  • Andrew K.
    The accounts of translation given by people who are not witnesses should be ignored. It's the worst kind of game of telephone, because it's a sacred miracle being hid from the world, and people who don't get to see it give their story and it's taken as plausible.
  • John A.
    I'm reading this basically on a rock that generates enough light that I don't need to put it in a hat. My rock is called an iPhone. It is made of metal, glass, and other things derived from rocks. I see the seer stone as just a celestial iPhone (Revelation 2:17).
  • James H.
    Of all my research from Anti and Faithful sources, I gotta say, for as much as the stone in the hat comes up, it has literally never been a problem for me. I learned about it young, so maybe that's why, but still.
  • steven t.
    God wants us to try to live by faith. Hence he SHALL give us WISDOM (James 1:5). We may probably be long into eternity before our curiosity is satisfied.
  • Edward H.

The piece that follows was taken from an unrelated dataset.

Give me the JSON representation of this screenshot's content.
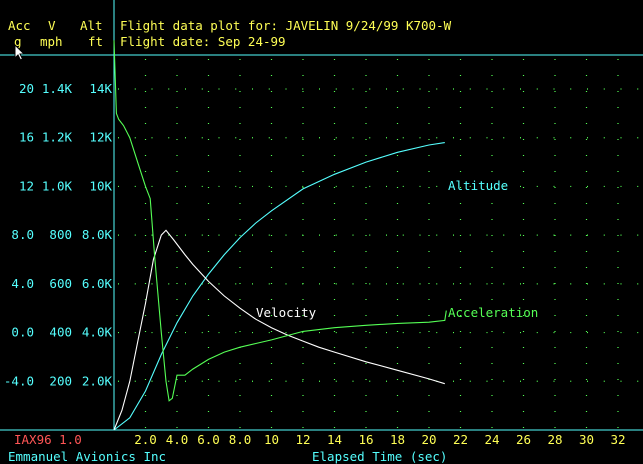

    I can only speculate based off what I have read. For me, when I read the Book I know what I feel is good and only good comes from God. That is how I know it’s truth. How it came to be can remain a mystery.